  3. Negotiation – Many times, you have the opportunity to talk to the person who is threatening you in some way. After all, they normally let you know what they want – “Give me your money” – so that opens a dialog and buys you time to figure a way out or delays/distracts them from taking actions that might get you hurt. You will want to stay aware of your surroundings, of course, because THEY may be trying to distract YOU while someone sneaks up behind you. Opening a dialog with the threat gives you the chance of engaging them verbally and possibly finding a way out of a situation that is escalating at a rapid pace.
  4. Indirect Physical Manipulation – Anything between you and a potential attacker hinders their ability to attack you. This is your opportunity to make some space, get some distance, provide barriers or leave the scene entirely. At this point, the potential attacker is still a potential attacker. They have engaged you and gotten your attention, but – even though you are getting uncomfortablethey have not yet physically attacked. They may be posturing to get you to make a move they can control or they may just be trying to get close enough make some form of action. At this point, you have verified the threat and things are about to get real.
  5. Direct physical manipulation – This is where things get REAL. You know that you are in danger and must do something in order to regain control and ensure your own safety. This is where martial arts training and self defense for the streets comes in VERY handy. All the work you have done to improve the tools that martial training pays off at this point. It’s time to fight for the very safety you want to maintain.

Using Weapons in Street Fighting or Self Defense

  1. Street Fighting – Each person is going to do their best to overcome the obstacle that is their opponent. They may bring a weapon – seen or concealed – to the engagement and will more than likely have it in hand at the beginning of the fight. They might use it as a visual deterrent or for the function it was designed for. This all depends on how far the situation escalates.
  2. Self Defense – If you are carrying a weapon, you probably will not have the time to draw it. If the weapon is concealed by either a pocket, in a handbag or under a piece of clothing, chances are that – in your haste to gain access to the weapon that it catches on something and renders itself unavailable. It is best to know your surroundings well enough that you have located potential weapons rather than trying to carry a weapon and take the chance of it getting taken away and used on you. Using ANY tool outside your body does several things. First, it provides a false sense of confidence. A weapon doesn’t make you less of a target. It occupies at least one hand and takes your attention from the real goal; getting away and to safety.

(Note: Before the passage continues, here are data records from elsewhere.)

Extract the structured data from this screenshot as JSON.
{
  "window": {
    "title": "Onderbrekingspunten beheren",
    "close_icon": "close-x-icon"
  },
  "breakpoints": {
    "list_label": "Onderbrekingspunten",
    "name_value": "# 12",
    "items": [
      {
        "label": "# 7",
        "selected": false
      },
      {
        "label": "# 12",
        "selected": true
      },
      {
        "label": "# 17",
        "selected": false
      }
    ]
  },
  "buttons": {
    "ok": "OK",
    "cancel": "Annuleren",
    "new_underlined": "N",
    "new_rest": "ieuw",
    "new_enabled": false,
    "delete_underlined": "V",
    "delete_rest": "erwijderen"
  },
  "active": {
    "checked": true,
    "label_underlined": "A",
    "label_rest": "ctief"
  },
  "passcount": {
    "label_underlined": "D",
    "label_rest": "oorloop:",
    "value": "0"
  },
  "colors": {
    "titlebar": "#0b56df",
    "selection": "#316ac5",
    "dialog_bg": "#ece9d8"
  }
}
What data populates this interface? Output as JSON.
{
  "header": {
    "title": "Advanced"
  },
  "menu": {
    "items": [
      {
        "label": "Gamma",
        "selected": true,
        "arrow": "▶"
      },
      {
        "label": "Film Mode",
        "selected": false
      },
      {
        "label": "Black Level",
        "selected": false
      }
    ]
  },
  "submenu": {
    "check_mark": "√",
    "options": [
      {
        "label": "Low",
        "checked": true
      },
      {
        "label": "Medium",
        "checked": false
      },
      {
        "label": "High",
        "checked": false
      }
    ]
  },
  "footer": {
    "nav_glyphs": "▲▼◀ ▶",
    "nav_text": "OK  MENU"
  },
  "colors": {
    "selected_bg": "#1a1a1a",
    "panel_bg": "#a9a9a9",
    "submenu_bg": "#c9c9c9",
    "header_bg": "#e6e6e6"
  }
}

Safety First

So, street fighting usually involves inflated egos, something to prove and – if authorities arrive – the most likely scenario is that all participants will be going to jail for the intention to harm another human being.

The ONLY goal is to escape the area and make it to your destination safely. It truly does NOT matter which system you choose to learn. They are ALL geared for one thing only; to make you more efficient at moving and manipulating your environment. Martial Arts – as a whole – is a toolbox. It is up to the practitioner as to how to use that toolbox and for what purpose. More on that later.